:: PROBLEM REQUIREMENTS ::
Nothing may be left out of the listing below but its images; repeat the rest exactly.
___ SUPPLIED ENTRIES ___
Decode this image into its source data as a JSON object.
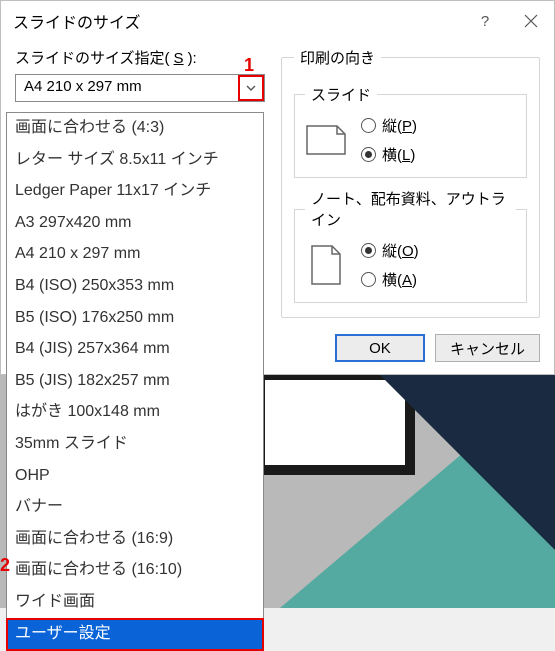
{
  "dialog": {
    "title": "スライドのサイズ",
    "size_label_prefix": "スライドのサイズ指定(",
    "size_label_accel": "S",
    "size_label_suffix": "):",
    "combo_value": "A4 210 x 297 mm",
    "options": [
      "画面に合わせる (4:3)",
      "レター サイズ 8.5x11 インチ",
      "Ledger Paper 11x17 インチ",
      "A3 297x420 mm",
      "A4 210 x 297 mm",
      "B4 (ISO) 250x353 mm",
      "B5 (ISO) 176x250 mm",
      "B4 (JIS) 257x364 mm",
      "B5 (JIS) 182x257 mm",
      "はがき 100x148 mm",
      "35mm スライド",
      "OHP",
      "バナー",
      "画面に合わせる (16:9)",
      "画面に合わせる (16:10)",
      "ワイド画面",
      "ユーザー設定"
    ],
    "selected_index": 16,
    "orientation": {
      "group_label": "印刷の向き",
      "slide": {
        "label": "スライド",
        "portrait_pre": "縦(",
        "portrait_acc": "P",
        "portrait_suf": ")",
        "landscape_pre": "横(",
        "landscape_acc": "L",
        "landscape_suf": ")",
        "value": "landscape"
      },
      "notes": {
        "label": "ノート、配布資料、アウトライン",
        "portrait_pre": "縦(",
        "portrait_acc": "O",
        "portrait_suf": ")",
        "landscape_pre": "横(",
        "landscape_acc": "A",
        "landscape_suf": ")",
        "value": "portrait"
      }
    },
    "buttons": {
      "ok": "OK",
      "cancel": "キャンセル"
    }
  },
  "annotations": {
    "one": "1",
    "two": "2"
  },
  "help_glyph": "?",
  "bg": {
    "teal": "#54a9a0",
    "navy": "#1a2a40",
    "black": "#1a1a1a"
  }
}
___
:: RESULT FOR THIS TASK ::
Decode this image into its source data as a JSON object.
{
  "dialog": {
    "title": "スライドのサイズ",
    "size_label_prefix": "スライドのサイズ指定(",
    "size_label_accel": "S",
    "size_label_suffix": "):",
    "combo_value": "A4 210 x 297 mm",
    "options": [
      "画面に合わせる (4:3)",
      "レター サイズ 8.5x11 インチ",
      "Ledger Paper 11x17 インチ",
      "A3 297x420 mm",
      "A4 210 x 297 mm",
      "B4 (ISO) 250x353 mm",
      "B5 (ISO) 176x250 mm",
      "B4 (JIS) 257x364 mm",
      "B5 (JIS) 182x257 mm",
      "はがき 100x148 mm",
      "35mm スライド",
      "OHP",
      "バナー",
      "画面に合わせる (16:9)",
      "画面に合わせる (16:10)",
      "ワイド画面",
      "ユーザー設定"
    ],
    "selected_index": 16,
    "orientation": {
      "group_label": "印刷の向き",
      "slide": {
        "label": "スライド",
        "portrait_pre": "縦(",
        "portrait_acc": "P",
        "portrait_suf": ")",
        "landscape_pre": "横(",
        "landscape_acc": "L",
        "landscape_suf": ")",
        "value": "landscape"
      },
      "notes": {
        "label": "ノート、配布資料、アウトライン",
        "portrait_pre": "縦(",
        "portrait_acc": "O",
        "portrait_suf": ")",
        "landscape_pre": "横(",
        "landscape_acc": "A",
        "landscape_suf": ")",
        "value": "portrait"
      }
    },
    "buttons": {
      "ok": "OK",
      "cancel": "キャンセル"
    }
  },
  "annotations": {
    "one": "1",
    "two": "2"
  },
  "help_glyph": "?",
  "bg": {
    "teal": "#54a9a0",
    "navy": "#1a2a40",
    "black": "#1a1a1a"
  }
}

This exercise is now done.